Dove Cameron on her career-altering viral single Boyfriend: "It's a queer trope to root for the villain - but they're so much more interesting!"

Coming off the back of a revelatory new single, Dove Cameron is feeling energised and inspired going into her most villainous (and queer!) era yet.

Ladies first baby, we insist. 

Dove Cameron's Boyfriend is that rare kind of single that is so, well, singular that it feels to have altered the entire trajectory of an artist's career. Despite releasing music semi-steadily for nearly three years, this feels like her debut. (Dove's old music pre-Boyfriend has since been removed from streaming services...but don't worry, we ask her about this below.)

Since being uploaded as a snippet on TikTok last month, the song has well and truly exploded. The first taste of a mysterious new project, Boyfriend has become Dove's first ever entry on the UK's Official Charts peaking so far at Number 13.

We jump on the phone with Dove as she's in the middle of finalising edits for the track's upcoming music video. What follows is a wide-ranging discussion on queerness, sexuality and the sheer joy of releasing music that brings you closer to who you've always wanted to be as an artist.

MORE: Dove Cameron's Official Charts history

Hi Dove! We're sure we're speaking to you right in the middle of the busiest three weeks of your life...

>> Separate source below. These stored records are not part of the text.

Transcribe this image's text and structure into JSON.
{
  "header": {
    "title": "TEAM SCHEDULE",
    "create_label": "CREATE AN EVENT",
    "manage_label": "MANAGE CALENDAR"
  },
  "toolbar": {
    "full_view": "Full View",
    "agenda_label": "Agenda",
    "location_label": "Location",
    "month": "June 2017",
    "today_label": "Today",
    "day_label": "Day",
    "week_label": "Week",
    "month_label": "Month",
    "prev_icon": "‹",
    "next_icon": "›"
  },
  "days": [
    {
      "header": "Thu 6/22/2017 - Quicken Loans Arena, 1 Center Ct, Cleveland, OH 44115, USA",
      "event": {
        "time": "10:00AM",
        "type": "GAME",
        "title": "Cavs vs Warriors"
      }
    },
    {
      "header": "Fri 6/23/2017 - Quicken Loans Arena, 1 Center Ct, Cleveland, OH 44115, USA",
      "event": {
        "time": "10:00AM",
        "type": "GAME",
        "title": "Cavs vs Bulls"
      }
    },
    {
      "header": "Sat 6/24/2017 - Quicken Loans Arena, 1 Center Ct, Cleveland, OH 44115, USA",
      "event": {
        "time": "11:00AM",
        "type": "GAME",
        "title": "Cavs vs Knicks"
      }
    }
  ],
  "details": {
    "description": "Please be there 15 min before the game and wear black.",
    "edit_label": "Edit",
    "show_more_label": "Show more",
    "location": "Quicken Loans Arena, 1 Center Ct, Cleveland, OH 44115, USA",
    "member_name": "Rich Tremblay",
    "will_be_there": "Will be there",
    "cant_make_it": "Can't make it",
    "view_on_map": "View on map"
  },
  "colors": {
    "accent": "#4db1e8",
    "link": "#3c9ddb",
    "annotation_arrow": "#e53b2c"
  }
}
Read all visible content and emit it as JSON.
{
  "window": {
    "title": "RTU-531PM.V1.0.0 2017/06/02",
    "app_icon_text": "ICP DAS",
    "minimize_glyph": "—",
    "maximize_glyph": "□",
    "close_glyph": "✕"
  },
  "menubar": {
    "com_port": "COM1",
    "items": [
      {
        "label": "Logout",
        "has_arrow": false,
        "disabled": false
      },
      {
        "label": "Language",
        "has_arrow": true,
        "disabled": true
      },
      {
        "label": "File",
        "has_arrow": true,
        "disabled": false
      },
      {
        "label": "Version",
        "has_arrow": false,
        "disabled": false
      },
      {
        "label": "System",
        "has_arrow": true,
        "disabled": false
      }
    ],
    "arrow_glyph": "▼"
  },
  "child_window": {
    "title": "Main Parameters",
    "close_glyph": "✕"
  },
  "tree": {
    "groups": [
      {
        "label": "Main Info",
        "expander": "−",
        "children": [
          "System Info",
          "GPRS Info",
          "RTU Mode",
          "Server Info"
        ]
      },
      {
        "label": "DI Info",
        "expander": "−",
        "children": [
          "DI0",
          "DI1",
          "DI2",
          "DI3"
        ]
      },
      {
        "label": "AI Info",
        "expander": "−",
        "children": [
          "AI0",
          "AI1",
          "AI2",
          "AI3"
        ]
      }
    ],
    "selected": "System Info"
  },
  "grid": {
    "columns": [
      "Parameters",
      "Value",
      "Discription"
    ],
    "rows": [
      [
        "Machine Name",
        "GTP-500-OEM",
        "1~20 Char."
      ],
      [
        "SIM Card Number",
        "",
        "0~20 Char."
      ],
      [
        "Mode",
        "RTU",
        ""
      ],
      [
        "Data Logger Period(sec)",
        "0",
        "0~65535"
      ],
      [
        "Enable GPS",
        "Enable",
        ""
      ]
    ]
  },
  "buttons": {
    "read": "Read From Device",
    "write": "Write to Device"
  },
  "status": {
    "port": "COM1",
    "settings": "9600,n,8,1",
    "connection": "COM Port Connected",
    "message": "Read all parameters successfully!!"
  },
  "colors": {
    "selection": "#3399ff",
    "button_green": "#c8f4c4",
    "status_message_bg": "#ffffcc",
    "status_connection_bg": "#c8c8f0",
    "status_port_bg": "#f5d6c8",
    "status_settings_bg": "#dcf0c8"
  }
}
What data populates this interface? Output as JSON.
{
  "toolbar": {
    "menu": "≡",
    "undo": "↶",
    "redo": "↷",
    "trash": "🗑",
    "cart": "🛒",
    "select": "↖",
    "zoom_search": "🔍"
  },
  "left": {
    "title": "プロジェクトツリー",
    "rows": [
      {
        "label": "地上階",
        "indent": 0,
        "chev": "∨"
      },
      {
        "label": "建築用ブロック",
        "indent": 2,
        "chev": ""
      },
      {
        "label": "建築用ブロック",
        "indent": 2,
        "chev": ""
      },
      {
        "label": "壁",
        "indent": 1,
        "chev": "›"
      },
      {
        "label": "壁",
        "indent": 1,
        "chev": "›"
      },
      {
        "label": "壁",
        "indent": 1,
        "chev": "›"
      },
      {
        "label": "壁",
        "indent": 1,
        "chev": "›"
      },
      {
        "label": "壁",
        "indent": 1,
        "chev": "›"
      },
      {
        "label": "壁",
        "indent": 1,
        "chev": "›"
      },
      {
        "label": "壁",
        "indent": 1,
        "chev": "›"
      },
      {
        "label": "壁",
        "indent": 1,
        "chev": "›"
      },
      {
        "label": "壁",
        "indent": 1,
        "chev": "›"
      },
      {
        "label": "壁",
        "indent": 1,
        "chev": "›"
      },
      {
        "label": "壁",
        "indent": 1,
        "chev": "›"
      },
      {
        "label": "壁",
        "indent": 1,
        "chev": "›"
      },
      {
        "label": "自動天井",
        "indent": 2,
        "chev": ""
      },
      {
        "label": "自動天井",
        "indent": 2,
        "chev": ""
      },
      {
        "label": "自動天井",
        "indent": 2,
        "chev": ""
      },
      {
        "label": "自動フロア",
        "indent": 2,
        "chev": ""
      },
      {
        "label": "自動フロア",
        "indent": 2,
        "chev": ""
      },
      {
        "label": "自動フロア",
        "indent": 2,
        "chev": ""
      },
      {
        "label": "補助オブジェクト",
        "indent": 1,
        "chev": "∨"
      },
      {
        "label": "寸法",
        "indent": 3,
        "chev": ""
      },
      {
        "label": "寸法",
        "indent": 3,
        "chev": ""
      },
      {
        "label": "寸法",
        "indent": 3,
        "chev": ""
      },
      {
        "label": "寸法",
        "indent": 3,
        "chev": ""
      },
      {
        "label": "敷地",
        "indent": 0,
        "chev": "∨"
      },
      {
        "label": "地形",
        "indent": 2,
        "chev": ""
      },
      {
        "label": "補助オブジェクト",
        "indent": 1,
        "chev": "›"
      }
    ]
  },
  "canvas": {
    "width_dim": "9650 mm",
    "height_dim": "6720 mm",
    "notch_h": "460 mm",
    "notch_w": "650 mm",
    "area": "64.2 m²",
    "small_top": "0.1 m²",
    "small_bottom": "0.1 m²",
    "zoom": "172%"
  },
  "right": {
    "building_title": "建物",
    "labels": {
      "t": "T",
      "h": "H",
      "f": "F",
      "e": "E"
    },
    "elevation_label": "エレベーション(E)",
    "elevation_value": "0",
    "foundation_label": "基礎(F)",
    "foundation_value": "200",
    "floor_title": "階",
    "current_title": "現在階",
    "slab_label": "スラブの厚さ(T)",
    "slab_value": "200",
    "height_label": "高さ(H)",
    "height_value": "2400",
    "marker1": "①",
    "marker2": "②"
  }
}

Pardon my language, but how the f*ck did this happen?! Even three days before [Boyfriend] dropped, there was no plan for this. So much of my professional life has been curated, I know what's happening a year and a half in advance. But the fact I put [a snippet] on TikTok and it's now become this unruly beast running around the world. It's exciting! But I'm trying to catch up to it.

So, tell us what happened. When you posted the snippet on TikTok, was that all you had of the song? Or was it already done?

We had written the whole song [beforehand]. I really wanted to create the sound that I saw in my head; I was sending [producer] Evan Blair video clips and things like art and poetry. I wasn't hearing what I wanted in other music. By the time we actually sat down [to write], Boyfriend fell out.

It was actually my label who said "you should probably post something on TikTok." I was like "it's not done, guys!" I put the unfinished demo up as a sound in December, then uploaded the actual clip last month and it just blew up. I got up the next morning and everyone was like "Dude! Get over here!"

You can tell this is a really special song to you. 

Thank you. It's so special just introspectively, for my own life, because this song is a queer song. I keep surprising myself with how emotional I'm getting [over it]. Growing up as a queer kid who never really had representation on the radio or no direct role models to look to, I mean there were some but they weren't as visible as [queer artists can be now]. I'm just sat here realising how this song that is going to alter my music career is...

So gay!

So gay!

Boyfriend is your first-ever Top 20 hit on the Official Charts. What kind of stuff were you listening to while making it?

Actually a lot of the influence for the Boyfriend instrumentation was taken from films. Growing up, I really identified with all these flamboyant, male villains. Even with female ones, they're so hyper-sexualised in the Male Gaze. F*ck that, why don't I relate to any of this? I had to grow up and find the right language around it [to subvert it].

It's such an obvious queer trope that we're rooting for the villain, but they're so much more interesting and multifaceted! A lot of these new songs are coming, sonically, from a villainous, darker point of view. Based around intrapersonal stories of my life, obviously. 

Things are moving very quickly for you now. What does this mean for the EP? Maybe an album?

I was actually just in New York to meet with the label about this! Without giving too much away...we are in a new era. I am re-introducing myself. Look, I'm in the studio every day. I've posted more songs on TikTok. It could be an EP, it could be an album, it could be a string of singles leading in to an EP. I just want to say we have a f*ck tonne of music for you. 

We also think it's important to point out, Dove, that commercial radio pop hits like this, from a queer female perspective, are sadly quite rare.

This song has honestly enriched my life in so many ways. I have so many more queer circles and feminine circles. They've gotten much larger and wider and deeper. It's such a treat to find myself in conversation with my favourite people, with my community! We should just be able to drop a big, sexy, one-night-only song the way straight artists can. It's so great to have a big pop banger with a sexual, queer content and people aren't up in arms about it. 

We also have a bone to pick! We noticed all your music pre-Boyfriend has disappeared from streaming services. What's up there?

You are actually the first person to ask me that! I know it's a touchy subject. A lot of that music was me trying to find my sound. Ron Perry, the head of my label [Columbia] actually rang me and said: "I feel now you really know what you want to do." We have so much more music to come that's not been made available yet that is very much more representative of me, rather than who people wanted to me to be, or who I thought I had to be.

I apologise deeply to the fans who fell in love with those songs. I really do. I think this is an interesting crossover of - who does the music really belong to? But I will say [the fans] will be very, very happy with what's coming. I think it's going to be great for us, now that I get to create from scratch the artist and person I've always known myself to be.

Boyfriend is out now via Disruptor/Columbia.

Images: Kristen Jan Wong